Back then, as soon as TypePad made it straightforward to use FeedBurner (June 2006?), it seemed to me right to link together the feed for this blog and that of Delicious (a decision I probably wouldn’t make today, were I starting over). Blogging and bookmarking seemed like the two leaves of a diptych in a period when the pace was both frenetic and apparently inexorably determined by technological change.

Things haven’t got slower (as if — though I think I can now be, and am, more discriminating, both knowing more and being a bit the wiser), but my reading habits have certainly changed. With extensive commuting (c 160 miles a day), the time on a train to read and, more significantly, the year-long experience of using an iPad and Instapaper whilst being connected, the way I work, read and think has changed.
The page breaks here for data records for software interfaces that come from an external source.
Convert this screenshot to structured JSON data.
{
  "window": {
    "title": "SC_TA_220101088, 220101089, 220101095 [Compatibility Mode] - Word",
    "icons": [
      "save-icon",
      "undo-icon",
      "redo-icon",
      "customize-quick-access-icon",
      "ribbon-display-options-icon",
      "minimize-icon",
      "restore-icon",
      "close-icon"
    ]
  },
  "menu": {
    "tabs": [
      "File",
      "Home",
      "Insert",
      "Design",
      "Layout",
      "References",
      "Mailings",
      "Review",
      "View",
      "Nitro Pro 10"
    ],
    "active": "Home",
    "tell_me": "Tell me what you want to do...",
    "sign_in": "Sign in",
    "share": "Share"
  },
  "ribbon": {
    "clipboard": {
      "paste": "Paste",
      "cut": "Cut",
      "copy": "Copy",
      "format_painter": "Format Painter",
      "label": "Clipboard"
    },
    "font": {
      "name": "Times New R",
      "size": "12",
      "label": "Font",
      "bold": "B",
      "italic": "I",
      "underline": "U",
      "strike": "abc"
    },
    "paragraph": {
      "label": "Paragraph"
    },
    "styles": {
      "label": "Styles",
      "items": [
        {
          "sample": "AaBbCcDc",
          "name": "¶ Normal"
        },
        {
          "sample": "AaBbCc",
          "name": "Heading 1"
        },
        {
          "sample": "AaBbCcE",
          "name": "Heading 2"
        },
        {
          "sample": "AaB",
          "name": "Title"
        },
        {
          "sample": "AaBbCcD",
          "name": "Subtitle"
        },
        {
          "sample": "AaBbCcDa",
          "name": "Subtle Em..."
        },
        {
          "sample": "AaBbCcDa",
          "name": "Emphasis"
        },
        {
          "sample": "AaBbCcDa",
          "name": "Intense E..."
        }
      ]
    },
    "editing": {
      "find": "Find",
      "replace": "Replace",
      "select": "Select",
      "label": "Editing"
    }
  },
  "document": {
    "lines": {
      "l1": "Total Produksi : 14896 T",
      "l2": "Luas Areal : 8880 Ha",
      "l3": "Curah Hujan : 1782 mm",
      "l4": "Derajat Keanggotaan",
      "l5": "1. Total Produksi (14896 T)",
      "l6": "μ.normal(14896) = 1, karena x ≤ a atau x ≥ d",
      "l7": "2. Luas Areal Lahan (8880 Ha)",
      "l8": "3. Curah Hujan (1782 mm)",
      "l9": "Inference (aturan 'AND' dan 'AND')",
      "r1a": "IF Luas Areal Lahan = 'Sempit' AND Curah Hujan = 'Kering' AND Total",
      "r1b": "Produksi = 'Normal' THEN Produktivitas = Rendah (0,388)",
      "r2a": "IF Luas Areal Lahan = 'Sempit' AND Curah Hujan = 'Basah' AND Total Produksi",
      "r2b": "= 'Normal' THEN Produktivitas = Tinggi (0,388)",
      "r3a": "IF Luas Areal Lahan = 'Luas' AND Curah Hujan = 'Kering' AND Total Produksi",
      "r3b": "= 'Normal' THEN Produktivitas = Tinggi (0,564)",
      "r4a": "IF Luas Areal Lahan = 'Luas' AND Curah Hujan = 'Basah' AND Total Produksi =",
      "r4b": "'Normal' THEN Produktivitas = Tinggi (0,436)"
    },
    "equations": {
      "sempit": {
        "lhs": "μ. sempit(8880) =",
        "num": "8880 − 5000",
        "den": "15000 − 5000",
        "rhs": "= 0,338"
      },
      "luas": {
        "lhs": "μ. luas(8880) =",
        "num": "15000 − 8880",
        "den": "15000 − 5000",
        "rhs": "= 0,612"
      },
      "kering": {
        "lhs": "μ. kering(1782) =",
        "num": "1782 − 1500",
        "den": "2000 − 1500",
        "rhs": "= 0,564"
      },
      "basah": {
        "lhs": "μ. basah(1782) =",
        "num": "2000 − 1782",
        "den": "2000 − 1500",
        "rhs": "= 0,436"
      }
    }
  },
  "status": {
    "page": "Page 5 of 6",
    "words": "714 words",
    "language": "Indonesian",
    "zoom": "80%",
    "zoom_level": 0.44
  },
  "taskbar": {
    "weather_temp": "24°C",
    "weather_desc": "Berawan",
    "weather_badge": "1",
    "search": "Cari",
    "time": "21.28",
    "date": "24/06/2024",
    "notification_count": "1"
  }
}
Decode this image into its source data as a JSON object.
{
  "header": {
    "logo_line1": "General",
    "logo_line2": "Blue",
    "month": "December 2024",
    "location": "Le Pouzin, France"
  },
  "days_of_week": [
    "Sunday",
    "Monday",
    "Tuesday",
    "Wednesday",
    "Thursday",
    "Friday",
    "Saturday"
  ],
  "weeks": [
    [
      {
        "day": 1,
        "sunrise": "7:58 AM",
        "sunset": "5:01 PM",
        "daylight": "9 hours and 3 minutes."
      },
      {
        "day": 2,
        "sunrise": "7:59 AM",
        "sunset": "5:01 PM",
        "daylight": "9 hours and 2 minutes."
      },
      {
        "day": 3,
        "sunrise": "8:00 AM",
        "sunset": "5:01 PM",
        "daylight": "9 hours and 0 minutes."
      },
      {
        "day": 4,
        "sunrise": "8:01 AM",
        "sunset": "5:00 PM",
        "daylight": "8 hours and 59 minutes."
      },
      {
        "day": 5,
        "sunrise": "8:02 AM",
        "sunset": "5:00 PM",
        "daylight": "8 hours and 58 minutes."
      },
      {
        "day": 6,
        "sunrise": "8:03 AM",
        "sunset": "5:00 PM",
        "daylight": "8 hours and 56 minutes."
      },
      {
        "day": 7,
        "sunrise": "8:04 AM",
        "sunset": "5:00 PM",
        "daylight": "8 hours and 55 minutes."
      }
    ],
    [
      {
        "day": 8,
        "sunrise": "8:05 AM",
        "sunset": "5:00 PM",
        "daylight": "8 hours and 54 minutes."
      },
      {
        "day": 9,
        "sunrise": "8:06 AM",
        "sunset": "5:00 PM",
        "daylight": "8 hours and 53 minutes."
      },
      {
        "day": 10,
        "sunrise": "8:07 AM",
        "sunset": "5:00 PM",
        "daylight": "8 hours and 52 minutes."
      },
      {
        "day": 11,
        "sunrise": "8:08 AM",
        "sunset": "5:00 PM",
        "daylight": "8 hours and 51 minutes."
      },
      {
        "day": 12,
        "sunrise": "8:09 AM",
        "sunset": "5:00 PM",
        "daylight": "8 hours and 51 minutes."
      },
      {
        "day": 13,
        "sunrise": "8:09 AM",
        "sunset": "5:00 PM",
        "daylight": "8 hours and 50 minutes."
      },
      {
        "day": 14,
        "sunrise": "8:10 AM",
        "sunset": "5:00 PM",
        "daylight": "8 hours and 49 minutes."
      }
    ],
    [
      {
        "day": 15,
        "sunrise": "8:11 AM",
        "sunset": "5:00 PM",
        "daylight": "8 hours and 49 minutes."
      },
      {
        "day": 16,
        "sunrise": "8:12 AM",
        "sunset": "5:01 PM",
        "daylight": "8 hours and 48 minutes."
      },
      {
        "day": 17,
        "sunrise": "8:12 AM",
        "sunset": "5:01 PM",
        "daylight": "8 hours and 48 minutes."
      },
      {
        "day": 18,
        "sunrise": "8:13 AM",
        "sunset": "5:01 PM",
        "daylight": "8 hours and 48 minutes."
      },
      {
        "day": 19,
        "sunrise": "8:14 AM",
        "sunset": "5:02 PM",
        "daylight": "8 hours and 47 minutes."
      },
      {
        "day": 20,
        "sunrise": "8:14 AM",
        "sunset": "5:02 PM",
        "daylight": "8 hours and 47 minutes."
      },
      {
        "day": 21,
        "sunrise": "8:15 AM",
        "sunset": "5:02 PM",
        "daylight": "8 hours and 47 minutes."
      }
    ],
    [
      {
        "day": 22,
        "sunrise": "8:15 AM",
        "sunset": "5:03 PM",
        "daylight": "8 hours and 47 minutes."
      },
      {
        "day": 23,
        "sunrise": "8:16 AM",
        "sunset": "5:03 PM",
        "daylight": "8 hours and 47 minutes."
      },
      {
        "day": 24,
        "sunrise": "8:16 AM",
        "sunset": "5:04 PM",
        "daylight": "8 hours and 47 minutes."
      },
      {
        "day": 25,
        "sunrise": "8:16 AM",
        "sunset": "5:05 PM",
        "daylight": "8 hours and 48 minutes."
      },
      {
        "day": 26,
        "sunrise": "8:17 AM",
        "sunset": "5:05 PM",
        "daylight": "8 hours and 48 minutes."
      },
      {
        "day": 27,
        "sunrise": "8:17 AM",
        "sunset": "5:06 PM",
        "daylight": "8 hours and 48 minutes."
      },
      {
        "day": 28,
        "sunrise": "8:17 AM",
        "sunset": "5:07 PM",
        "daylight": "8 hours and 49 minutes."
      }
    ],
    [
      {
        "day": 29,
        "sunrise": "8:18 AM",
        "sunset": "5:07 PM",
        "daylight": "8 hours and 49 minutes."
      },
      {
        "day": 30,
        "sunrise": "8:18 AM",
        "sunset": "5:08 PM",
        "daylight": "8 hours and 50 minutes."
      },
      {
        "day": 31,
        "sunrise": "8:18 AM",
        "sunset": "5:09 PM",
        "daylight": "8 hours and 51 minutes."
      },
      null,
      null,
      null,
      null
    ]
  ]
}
One of the pleasures of living in a more connected world is the constant discovery that changes you thought peculiar to you are going on, simultaneously, in others. I noted Read It Later’s post last week, Is Mobile Affecting When We Read?. I can certainly identify with the use of whitespace time, but I’ve been more struck in the last few months with how I’m storing material up in Instapaper, going back to it, archiving things that once I would have bookmarked straightaway in Delicious, ruminating over others and then, finally, sending myself an email reminder to bookmark X later. And later frequently, now, means Saturday — when I have the time to deal with what has become a sizeable backlog. More filtering happens at that stage, too.

Delicious (backed up locally and in Pinboard) has assumed a different role in my life. No longer the bank of preference for instant notes, it’s where I’m putting things that I’ve generally sifted or gone back to (sometimes a number of times). (Of course, some things still seem worth bookmarking at once, but the reason for that can itself turn out to be depressingly ephemeral.) I’m much more interested now, much more able now, to use Delicious as a repository for things which I’ve had the time, and the perspective, to weigh.

All of which makes Delicious, or something like it, even more important. And I haven’t even begun to talk about the network.


from ‘Nonobject’, Branko Lukić

— from Nonobject, Branko Lukić & Barry Katz

Telling the difference between constraints and the limits we impose on ourselves (or accept — compromises?). We surely need to be continually shaken out of ourselves in order to assess and reassess that one.

Nothing that shakes us should be spurned, be it ever so small.

Bonding with the reader

Another cardboard package, but without the Amazon name. And inside:

'Tree of Codes'

What a pleasure to find a book wrapped and presented like this. Visual Editions.

'Tree of Codes'

'Tree of Codes'

From the publisher’s microsite for the book: ‘With the story literally carved out of another book, Tree of Codes has a different die-cut on every single page. Telling the haunting story of “an enormous last day of life”, it is a book that looks every bit like it feels: unlike anything else.’

'Tree of Codes'

'Tree of Codes'

If you’ve not yet looked inside a copy for yourself, you can read more about it, take a peek at the publisher's photo set on Flickr or watch this video by Jonathan Safran Foer — ‘I hope the Tree of Codes in some ways contributes to this conversation that we’re now having about what’s possible with literature and what’s possible with paper’:

I use Amazon a lot for books. With Amazon, I’m in the world of the utilitarian and the books I get often bear all the marks of having been handled with a complete lack of interest in the object, the thing itself.

The experience of buying, receiving, opening, reading and learning about Tree of Codes is another thing entirely. (It makes me think — again! — about what a book is for and what you can do with one, what publishers are for and the varying reasons why you might want to follow their work. And … paper!) Few publishers have ever sent me a book presented with as much care and love.

I was nervous, trying to video flicking through the book, lest my thumb caught on the paper and snagged or tore it. But what a pleasure to handle this: